The conversation about Africa is shifting from one of “deficits” and “gaps” to one about opportunities, prospects, ventures and creativity. That is not news to companies that have paid close attention to the continent and invested there. The fast-growing youth population, the urbanization expected to drive more than 50 percent of Africans to cities by 2050, and Africa’s formalizing economy are all well known. These trends and other developments have driven a half-century or more of growth in Africa and will continue to do so.
It is important to acknowledge that Africa tests an investor’s patience. Time horizons and return models that fit other markets don’t always work there.

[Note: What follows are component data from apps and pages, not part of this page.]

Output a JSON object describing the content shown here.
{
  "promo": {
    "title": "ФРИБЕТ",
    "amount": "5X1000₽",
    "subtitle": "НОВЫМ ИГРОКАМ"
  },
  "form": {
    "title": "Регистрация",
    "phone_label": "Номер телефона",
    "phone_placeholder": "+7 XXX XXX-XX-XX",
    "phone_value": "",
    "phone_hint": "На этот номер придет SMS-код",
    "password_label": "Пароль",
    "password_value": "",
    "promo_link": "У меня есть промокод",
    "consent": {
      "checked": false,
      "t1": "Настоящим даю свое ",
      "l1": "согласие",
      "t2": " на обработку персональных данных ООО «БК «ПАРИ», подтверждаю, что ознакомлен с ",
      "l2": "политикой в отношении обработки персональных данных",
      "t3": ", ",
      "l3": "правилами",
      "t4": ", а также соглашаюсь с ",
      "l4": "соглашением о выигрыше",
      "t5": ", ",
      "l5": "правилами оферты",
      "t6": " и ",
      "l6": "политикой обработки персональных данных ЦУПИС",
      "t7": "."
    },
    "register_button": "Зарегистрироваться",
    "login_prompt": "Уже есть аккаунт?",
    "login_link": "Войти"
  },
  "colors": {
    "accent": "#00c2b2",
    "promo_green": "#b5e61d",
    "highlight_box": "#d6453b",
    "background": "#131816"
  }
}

Even the most experienced, sophisticated companies can be forced to recalibrate, as Nestlé did last year when it announced a 15 percent cut in its workforce across 21 African countries.
Deficits remain. What’s important is that investors